**Your goal:**
One line in the listing below contains "Give me the". Repeat that line and each line after it exactly, ending with the last one.
*** Begin section ***
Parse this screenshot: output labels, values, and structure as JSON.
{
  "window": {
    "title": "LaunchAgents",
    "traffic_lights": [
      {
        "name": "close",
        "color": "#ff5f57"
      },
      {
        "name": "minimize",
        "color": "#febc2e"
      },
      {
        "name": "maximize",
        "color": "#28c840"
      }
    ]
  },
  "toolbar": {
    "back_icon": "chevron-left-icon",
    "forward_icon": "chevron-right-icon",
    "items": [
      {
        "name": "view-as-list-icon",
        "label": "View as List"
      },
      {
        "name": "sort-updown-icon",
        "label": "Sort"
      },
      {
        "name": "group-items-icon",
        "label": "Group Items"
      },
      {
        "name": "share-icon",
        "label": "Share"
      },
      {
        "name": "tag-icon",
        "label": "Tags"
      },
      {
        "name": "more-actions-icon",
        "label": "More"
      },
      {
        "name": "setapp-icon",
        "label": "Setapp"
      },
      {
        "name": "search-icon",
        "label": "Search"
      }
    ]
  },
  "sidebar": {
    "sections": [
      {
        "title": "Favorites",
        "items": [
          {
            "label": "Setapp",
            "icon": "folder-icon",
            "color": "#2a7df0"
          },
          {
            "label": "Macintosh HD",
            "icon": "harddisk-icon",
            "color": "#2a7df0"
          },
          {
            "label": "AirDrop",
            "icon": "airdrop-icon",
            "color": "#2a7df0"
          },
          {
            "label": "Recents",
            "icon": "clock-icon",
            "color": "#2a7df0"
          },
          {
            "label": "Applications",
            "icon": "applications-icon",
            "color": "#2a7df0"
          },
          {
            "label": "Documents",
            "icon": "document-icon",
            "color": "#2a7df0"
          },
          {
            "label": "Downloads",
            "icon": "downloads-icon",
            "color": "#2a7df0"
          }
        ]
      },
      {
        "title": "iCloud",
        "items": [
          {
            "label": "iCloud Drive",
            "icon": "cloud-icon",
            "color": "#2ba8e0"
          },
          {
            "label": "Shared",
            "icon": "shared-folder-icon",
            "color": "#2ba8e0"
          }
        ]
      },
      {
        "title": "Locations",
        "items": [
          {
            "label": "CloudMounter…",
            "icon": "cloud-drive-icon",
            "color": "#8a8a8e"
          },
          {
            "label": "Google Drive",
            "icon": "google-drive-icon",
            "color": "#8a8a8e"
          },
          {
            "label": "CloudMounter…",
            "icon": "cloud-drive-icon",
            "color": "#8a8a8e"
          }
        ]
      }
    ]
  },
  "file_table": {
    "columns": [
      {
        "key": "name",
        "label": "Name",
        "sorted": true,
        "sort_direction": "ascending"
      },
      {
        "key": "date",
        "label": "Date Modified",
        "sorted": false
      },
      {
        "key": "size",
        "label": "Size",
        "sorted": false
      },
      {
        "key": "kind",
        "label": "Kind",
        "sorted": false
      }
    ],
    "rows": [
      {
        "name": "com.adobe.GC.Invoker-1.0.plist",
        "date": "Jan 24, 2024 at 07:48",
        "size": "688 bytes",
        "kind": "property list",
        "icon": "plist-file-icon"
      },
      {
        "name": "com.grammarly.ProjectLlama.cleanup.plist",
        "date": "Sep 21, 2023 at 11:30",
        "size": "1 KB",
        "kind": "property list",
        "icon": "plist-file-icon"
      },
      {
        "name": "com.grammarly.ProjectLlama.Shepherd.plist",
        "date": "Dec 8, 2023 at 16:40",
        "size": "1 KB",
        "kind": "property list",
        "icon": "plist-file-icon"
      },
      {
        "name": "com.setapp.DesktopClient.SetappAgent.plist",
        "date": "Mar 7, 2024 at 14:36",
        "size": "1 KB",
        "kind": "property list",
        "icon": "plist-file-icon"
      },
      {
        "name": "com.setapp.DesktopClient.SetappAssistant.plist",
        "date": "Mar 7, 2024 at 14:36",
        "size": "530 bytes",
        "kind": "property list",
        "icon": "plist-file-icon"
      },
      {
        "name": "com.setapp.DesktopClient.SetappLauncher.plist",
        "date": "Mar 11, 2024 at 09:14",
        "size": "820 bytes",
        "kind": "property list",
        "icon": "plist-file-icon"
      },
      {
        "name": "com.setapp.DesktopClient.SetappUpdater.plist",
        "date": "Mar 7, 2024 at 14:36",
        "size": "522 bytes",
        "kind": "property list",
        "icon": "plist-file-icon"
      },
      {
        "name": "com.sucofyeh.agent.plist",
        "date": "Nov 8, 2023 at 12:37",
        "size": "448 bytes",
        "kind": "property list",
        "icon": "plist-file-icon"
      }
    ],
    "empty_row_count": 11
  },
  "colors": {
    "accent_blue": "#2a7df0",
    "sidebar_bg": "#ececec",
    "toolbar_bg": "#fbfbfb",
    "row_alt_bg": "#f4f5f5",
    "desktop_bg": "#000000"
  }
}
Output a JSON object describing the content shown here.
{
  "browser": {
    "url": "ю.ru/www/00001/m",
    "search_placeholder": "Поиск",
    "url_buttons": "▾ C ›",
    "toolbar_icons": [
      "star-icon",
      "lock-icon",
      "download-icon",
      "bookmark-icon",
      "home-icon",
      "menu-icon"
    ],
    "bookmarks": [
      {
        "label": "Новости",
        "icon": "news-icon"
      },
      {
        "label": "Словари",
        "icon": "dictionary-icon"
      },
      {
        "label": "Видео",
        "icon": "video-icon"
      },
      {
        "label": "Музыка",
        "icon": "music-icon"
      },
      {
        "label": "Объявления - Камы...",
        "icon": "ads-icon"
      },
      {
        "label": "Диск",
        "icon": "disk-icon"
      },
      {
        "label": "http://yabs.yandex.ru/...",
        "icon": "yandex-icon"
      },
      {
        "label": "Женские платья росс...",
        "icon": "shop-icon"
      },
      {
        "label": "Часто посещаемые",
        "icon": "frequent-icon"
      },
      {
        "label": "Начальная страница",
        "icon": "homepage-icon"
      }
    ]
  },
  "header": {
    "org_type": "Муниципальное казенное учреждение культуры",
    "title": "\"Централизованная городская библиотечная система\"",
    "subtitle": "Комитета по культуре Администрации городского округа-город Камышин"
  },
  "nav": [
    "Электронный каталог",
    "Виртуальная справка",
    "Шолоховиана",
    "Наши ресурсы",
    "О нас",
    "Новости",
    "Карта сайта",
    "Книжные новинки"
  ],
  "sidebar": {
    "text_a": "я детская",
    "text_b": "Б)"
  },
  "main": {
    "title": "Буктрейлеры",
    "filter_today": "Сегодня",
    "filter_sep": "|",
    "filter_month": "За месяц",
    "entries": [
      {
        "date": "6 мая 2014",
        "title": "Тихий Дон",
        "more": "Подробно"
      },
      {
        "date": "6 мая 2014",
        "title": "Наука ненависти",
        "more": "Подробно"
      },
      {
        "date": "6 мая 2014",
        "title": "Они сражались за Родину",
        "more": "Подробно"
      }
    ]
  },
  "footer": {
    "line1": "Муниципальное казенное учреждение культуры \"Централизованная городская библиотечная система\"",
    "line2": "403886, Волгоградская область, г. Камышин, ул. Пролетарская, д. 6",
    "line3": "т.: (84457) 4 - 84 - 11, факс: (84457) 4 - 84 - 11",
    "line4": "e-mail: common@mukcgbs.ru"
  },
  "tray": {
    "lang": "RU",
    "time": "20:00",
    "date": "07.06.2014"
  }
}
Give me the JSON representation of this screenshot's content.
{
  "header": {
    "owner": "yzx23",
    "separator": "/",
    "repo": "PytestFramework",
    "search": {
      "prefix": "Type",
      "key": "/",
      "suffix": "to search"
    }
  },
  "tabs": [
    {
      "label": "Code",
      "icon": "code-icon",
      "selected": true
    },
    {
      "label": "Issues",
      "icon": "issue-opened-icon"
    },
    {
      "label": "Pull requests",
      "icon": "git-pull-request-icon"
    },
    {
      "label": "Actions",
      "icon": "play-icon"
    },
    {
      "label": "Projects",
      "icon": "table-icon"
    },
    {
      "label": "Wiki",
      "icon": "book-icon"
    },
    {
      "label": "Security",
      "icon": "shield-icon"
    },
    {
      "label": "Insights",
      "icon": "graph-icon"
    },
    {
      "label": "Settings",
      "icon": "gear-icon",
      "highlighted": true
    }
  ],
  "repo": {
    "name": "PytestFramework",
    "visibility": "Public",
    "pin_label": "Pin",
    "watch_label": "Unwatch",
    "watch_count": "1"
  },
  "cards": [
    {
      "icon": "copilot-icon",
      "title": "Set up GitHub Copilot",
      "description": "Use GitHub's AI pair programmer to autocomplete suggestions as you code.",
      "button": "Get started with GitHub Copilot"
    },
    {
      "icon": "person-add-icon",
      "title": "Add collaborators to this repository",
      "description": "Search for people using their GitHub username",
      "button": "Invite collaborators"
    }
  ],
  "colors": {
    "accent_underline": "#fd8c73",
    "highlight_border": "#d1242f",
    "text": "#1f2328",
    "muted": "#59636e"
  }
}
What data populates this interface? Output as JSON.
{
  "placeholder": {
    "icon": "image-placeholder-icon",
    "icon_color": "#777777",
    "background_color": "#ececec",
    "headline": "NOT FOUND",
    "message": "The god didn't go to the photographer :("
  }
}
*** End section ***
**Result:**
Give me the JSON representation of this screenshot's content.
{
  "header": {
    "owner": "yzx23",
    "separator": "/",
    "repo": "PytestFramework",
    "search": {
      "prefix": "Type",
      "key": "/",
      "suffix": "to search"
    }
  },
  "tabs": [
    {
      "label": "Code",
      "icon": "code-icon",
      "selected": true
    },
    {
      "label": "Issues",
      "icon": "issue-opened-icon"
    },
    {
      "label": "Pull requests",
      "icon": "git-pull-request-icon"
    },
    {
      "label": "Actions",
      "icon": "play-icon"
    },
    {
      "label": "Projects",
      "icon": "table-icon"
    },
    {
      "label": "Wiki",
      "icon": "book-icon"
    },
    {
      "label": "Security",
      "icon": "shield-icon"
    },
    {
      "label": "Insights",
      "icon": "graph-icon"
    },
    {
      "label": "Settings",
      "icon": "gear-icon",
      "highlighted": true
    }
  ],
  "repo": {
    "name": "PytestFramework",
    "visibility": "Public",
    "pin_label": "Pin",
    "watch_label": "Unwatch",
    "watch_count": "1"
  },
  "cards": [
    {
      "icon": "copilot-icon",
      "title": "Set up GitHub Copilot",
      "description": "Use GitHub's AI pair programmer to autocomplete suggestions as you code.",
      "button": "Get started with GitHub Copilot"
    },
    {
      "icon": "person-add-icon",
      "title": "Add collaborators to this repository",
      "description": "Search for people using their GitHub username",
      "button": "Invite collaborators"
    }
  ],
  "colors": {
    "accent_underline": "#fd8c73",
    "highlight_border": "#d1242f",
    "text": "#1f2328",
    "muted": "#59636e"
  }
}
What data populates this interface? Output as JSON.
{
  "placeholder": {
    "icon": "image-placeholder-icon",
    "icon_color": "#777777",
    "background_color": "#ececec",
    "headline": "NOT FOUND",
    "message": "The god didn't go to the photographer :("
  }
}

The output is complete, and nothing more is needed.